▶ [Work instruction]
With "block" as the search word, show every line of the material that has it.

┄┄┄┄┄┄┄┄┄┄┄┄┄┄┄┄┄┄┄┄

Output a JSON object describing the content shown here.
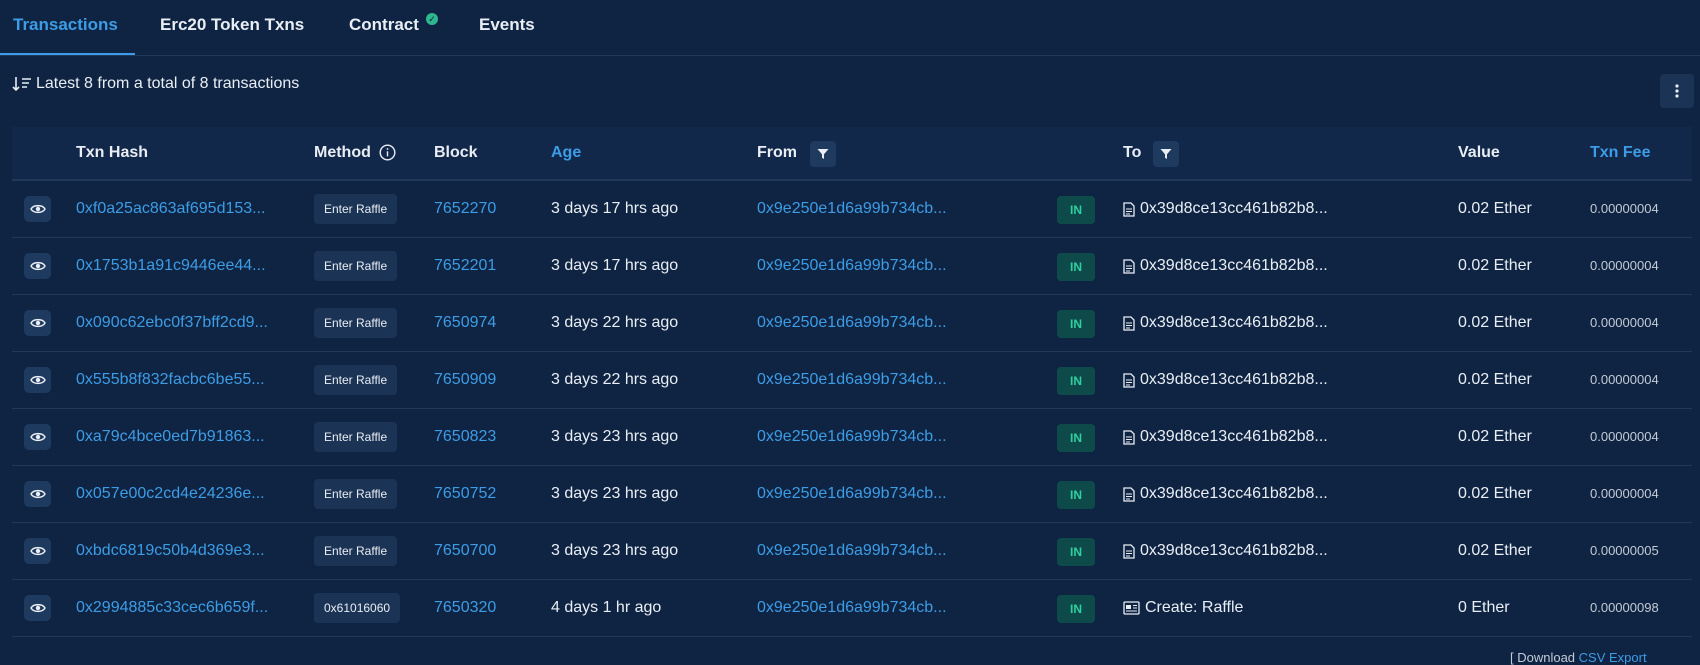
{
  "tabs": [
    {
      "label": "Transactions",
      "active": true
    },
    {
      "label": "Erc20 Token Txns",
      "active": false
    },
    {
      "label": "Contract",
      "active": false,
      "verified": true
    },
    {
      "label": "Events",
      "active": false
    }
  ],
  "summary": "Latest 8 from a total of 8 transactions",
  "columns": {
    "txn_hash": "Txn Hash",
    "method": "Method",
    "block": "Block",
    "age": "Age",
    "from": "From",
    "to": "To",
    "value": "Value",
    "txn_fee": "Txn Fee"
  },
  "rows": [
    {
      "hash": "0xf0a25ac863af695d153...",
      "method": "Enter Raffle",
      "block": "7652270",
      "age": "3 days 17 hrs ago",
      "from": "0x9e250e1d6a99b734cb...",
      "direction": "IN",
      "to": "0x39d8ce13cc461b82b8...",
      "to_icon": "contract-file-icon",
      "value": "0.02 Ether",
      "fee": "0.00000004"
    },
    {
      "hash": "0x1753b1a91c9446ee44...",
      "method": "Enter Raffle",
      "block": "7652201",
      "age": "3 days 17 hrs ago",
      "from": "0x9e250e1d6a99b734cb...",
      "direction": "IN",
      "to": "0x39d8ce13cc461b82b8...",
      "to_icon": "contract-file-icon",
      "value": "0.02 Ether",
      "fee": "0.00000004"
    },
    {
      "hash": "0x090c62ebc0f37bff2cd9...",
      "method": "Enter Raffle",
      "block": "7650974",
      "age": "3 days 22 hrs ago",
      "from": "0x9e250e1d6a99b734cb...",
      "direction": "IN",
      "to": "0x39d8ce13cc461b82b8...",
      "to_icon": "contract-file-icon",
      "value": "0.02 Ether",
      "fee": "0.00000004"
    },
    {
      "hash": "0x555b8f832facbc6be55...",
      "method": "Enter Raffle",
      "block": "7650909",
      "age": "3 days 22 hrs ago",
      "from": "0x9e250e1d6a99b734cb...",
      "direction": "IN",
      "to": "0x39d8ce13cc461b82b8...",
      "to_icon": "contract-file-icon",
      "value": "0.02 Ether",
      "fee": "0.00000004"
    },
    {
      "hash": "0xa79c4bce0ed7b91863...",
      "method": "Enter Raffle",
      "block": "7650823",
      "age": "3 days 23 hrs ago",
      "from": "0x9e250e1d6a99b734cb...",
      "direction": "IN",
      "to": "0x39d8ce13cc461b82b8...",
      "to_icon": "contract-file-icon",
      "value": "0.02 Ether",
      "fee": "0.00000004"
    },
    {
      "hash": "0x057e00c2cd4e24236e...",
      "method": "Enter Raffle",
      "block": "7650752",
      "age": "3 days 23 hrs ago",
      "from": "0x9e250e1d6a99b734cb...",
      "direction": "IN",
      "to": "0x39d8ce13cc461b82b8...",
      "to_icon": "contract-file-icon",
      "value": "0.02 Ether",
      "fee": "0.00000004"
    },
    {
      "hash": "0xbdc6819c50b4d369e3...",
      "method": "Enter Raffle",
      "block": "7650700",
      "age": "3 days 23 hrs ago",
      "from": "0x9e250e1d6a99b734cb...",
      "direction": "IN",
      "to": "0x39d8ce13cc461b82b8...",
      "to_icon": "contract-file-icon",
      "value": "0.02 Ether",
      "fee": "0.00000005"
    },
    {
      "hash": "0x2994885c33cec6b659f...",
      "method": "0x61016060",
      "block": "7650320",
      "age": "4 days 1 hr ago",
      "from": "0x9e250e1d6a99b734cb...",
      "direction": "IN",
      "to": "Create: Raffle",
      "to_icon": "contract-creation-icon",
      "value": "0 Ether",
      "fee": "0.00000098"
    }
  ],
  "colors": {
    "background": "#0f2442",
    "link": "#3d9ce6",
    "in_badge_bg": "#0e4a4a",
    "in_badge_text": "#2fd0a0"
  }
}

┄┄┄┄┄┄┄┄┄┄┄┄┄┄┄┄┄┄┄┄

▶ [Exercise response]
    "block": "Block",
      "block": "7652270",
      "block": "7652201",
      "block": "7650974",
      "block": "7650909",
      "block": "7650823",
      "block": "7650752",
      "block": "7650700",
      "block": "7650320",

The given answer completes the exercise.